Giving Caesar His Due
by Jeff Montgomery
I have to admit to having a bit of a problem with authority. This is not a good problem to have when you're trying to fit into the typical confines of the working world. There's always somebody trying to tell you what to do.
My problem is that when someone higher up the corporate food chain is issuing some orders about doing something a particular way, I want to do just the opposite. I want to go my own way, since, undoubtedly, my way will be much more thoroughly thought out and will lead to a wildly successful conclusion. This is why I scrupulously avoided a career in the military.
And thanks to the power of the Holy Spirit, I've managed to keep things in perspective to the point that this tendency has only caused a real problem once in my career (before I had a family to support). Through God's good graces the authority-fighting monster stays locked in his cage most of the time.
While this is my own experience, I think it's safe to say that most of us have had moments in our working lives where we bristled at having to take direction from someone who was either a) less qualified than we are, b) obnoxious, or c) a bad manager. It's no fun, especially when you feel like your own creativity and efforts feel like they're being squashed in favor of something less effective.
In many ways this situation is similar to what the Jews were having to experience under Roman rule during Jesus' time. They had inhabited Judea for thousands of years, developed a rich tradition of worship, and, until the Romans came along and took over, they were doing just fine, thank you. Along come these new rulers (or managers, if you will) to tell them how to do things, like paying taxes to the emperor.
And the Jews were looking for a way out, just like we would be seeking a way out of a rather unpleasant working environment. They placed their hope in the coming Messiah, who would lead them to freedom.
Most of us probably aren't waiting for a workplace Messiah to come along and lead us to the promised land, but we may be looking for some way to deal with a situation that can be quite frustrating. Jesus, as always, gives us some direction.
At a particular time in His ministry, Jesus is confronted by some Pharisees and challenged him to explain why they should pay the census tax to Caesar. They were trying to trick Him into incriminating himself so they could turn Him over to the Roman officials. His response: "Repay to Caesar what belongs to Caesar and to God what belongs to God" (Mark 12:17)

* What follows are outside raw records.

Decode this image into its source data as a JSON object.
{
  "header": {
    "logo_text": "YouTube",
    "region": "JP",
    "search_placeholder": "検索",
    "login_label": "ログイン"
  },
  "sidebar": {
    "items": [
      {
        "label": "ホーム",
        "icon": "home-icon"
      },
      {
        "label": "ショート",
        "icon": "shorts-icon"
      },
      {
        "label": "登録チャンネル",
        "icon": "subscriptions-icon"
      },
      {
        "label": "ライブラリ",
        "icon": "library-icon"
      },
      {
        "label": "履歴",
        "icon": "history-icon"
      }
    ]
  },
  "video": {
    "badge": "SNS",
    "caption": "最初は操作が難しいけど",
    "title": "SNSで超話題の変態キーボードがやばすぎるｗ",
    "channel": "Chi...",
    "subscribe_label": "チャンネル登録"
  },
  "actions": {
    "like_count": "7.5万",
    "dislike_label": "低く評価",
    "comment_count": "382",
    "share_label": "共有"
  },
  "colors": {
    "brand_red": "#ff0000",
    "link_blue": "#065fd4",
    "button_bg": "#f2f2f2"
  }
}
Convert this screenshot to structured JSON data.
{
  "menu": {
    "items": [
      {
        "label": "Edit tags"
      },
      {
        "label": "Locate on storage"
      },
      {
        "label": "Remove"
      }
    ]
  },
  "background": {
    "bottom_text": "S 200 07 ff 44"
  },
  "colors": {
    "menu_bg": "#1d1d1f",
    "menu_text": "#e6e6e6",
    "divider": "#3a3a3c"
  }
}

We can look at our work, and the orders or direction we receive, in a similar way. Working for any organization, be it a corporation, a school, a law enforcement agency, or a gas station has it's requirements and rules. We need them for stability and efficiency's sake. This means that there are hierarchies of management. It also means that unless we own the company, we probably have at least one layer of management above us.
When we work within the structure of our working environment we are giving Caesar his due by doing our best to follow the established procedures and rules, and by respecting the flow of management.
In the same way, we are giving God what is His by doing our job well and by offering up all of our hopes, joys, and frustrations of the day to Him. It means trusting that God has a greater purpose, and that by participating in obedience we are furthering that purpose.
This is not to say we need to be like little lambs, obediently going here and there without question. Sometimes we need to speak out for the greater good. In today's world, we are giving both Caesar AND God their due by constantly seeking to do our best. If we are given some kind of direction from a manager that we know will lead to disaster, it's our duty to both God and our corporate Caesar to do the right thing.
I also find it helpful to remember Jesus' response to Pilate when, in the midst of His passion, Pilate says to him, "Do you not know that I have power to release you and I have power to crucify you?" (John 19:10). Jesus responds by saying this: "You would have no power over me if it had not been given to you from above" (John 19:11).
In a much less dramatic way, we, too, should keep in mind that God is directing our lives, and at this moment He has us working in our particular environment. We could be there to have our rough edges smoothed to be better prepared for our salvation, or we could be there to accomplish some greater good. The point is that we wouldn't be there, and we wouldn't have that particular management, unless God put us there under that authority.
So by working within the structures and procedures we are really honoring God by carrying out the work He needs for us to do at that moment. It's not always fun, and it doesn't always make sense, but if we have faith and trust in God, we can be assured that we are accomplishing something good.
E-mail this article to a friend